Samsung's renegade evidence gush has left Apple terrified that its South Korean court rival will spill sensitive sales summaries and buyer surveys, it's been revealed, ahead of their use in cross-examining marketing exec Philip Schiller later today. The Cupertino firm has demanded that Judge Lucy Koh ensure that the documents - which could cause "severe harm to Apple" if disclosed - be sealed, having been given last-minute notification that they were to be used in today's hearing.
"Without further action, these highly confidential exhibits will be publicly disclosed causing severe harm to Apple" the company's legal team wrote to the judge, CNET reports, going on to claim that there was "document-by-document showing of good cause and compelling reasons for sealing" the sales stats and survey results. Moreover, Apple has accused Samsung of sneaky business by only revealing that the exhibits would be used hours in advance.
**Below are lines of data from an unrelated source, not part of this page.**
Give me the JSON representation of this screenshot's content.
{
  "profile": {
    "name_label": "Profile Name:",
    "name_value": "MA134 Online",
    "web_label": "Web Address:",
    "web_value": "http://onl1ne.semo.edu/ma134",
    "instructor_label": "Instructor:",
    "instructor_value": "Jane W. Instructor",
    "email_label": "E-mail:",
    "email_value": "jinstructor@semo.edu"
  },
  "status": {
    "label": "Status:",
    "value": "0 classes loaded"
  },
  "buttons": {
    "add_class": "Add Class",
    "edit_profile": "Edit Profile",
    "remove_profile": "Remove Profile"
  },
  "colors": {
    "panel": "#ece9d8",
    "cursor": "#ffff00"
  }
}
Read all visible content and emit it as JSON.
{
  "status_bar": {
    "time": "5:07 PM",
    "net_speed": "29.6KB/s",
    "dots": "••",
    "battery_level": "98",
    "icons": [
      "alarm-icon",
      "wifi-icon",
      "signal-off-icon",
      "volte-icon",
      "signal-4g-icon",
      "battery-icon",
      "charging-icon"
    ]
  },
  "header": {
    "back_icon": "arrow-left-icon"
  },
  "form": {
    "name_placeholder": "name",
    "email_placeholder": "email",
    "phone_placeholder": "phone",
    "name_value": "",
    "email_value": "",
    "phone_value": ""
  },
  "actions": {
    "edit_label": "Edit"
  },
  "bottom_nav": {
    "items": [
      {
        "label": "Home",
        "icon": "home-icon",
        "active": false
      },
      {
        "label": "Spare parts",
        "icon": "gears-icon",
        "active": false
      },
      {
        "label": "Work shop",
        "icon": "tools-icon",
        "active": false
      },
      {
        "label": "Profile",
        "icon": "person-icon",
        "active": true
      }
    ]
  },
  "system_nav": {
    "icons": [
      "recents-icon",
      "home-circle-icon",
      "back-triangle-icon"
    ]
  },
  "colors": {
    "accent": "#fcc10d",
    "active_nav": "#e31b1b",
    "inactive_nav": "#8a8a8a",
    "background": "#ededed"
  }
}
The documents supposedly include sales data broken down for the iPhone, iPad and iPod touch, in addition to Q2 2011 tracking studies and 2011 buyer surveys. Of the mixture, the sales data is apparently what Apple is most concerned about.
Having been so keen not to call for a mistrial following Samsung's unofficial evidence release to the press, claiming it would be disrespectful to the court and jury, and wasteful of time and resources, Apple is now saying it must have a delay if Judge Koh permits Samsung to use the confidential data.
Although the company said only the other day that as it "has invested enormous time and resources in expeditiously preparing the case for trial, a jury has been seated, and the evidence has begun ... [the] case should proceed on the current schedule, to bring closure to Apple’s claims and Samsung’s counterclaims," it now wants a five-day stay. That would allow the company to "seek relief" should Samsung's lawyers be allowed to use the data as part of its cross-examination.
It's not the first time details Apple might have liked to have kept private have been publicized as a result of the trial. The company has been forced to wheel out multiple design studies and concepts, such as an early 2005 iPhone idea, in order to bat away suggestions that the aesthetic of its smartphone and tablet range was a general style language the industry as a whole was drifting toward.
Philip Schiller will take the stand in the San Jose court this morning, as well as senior VP of iOS software Scott Forstall.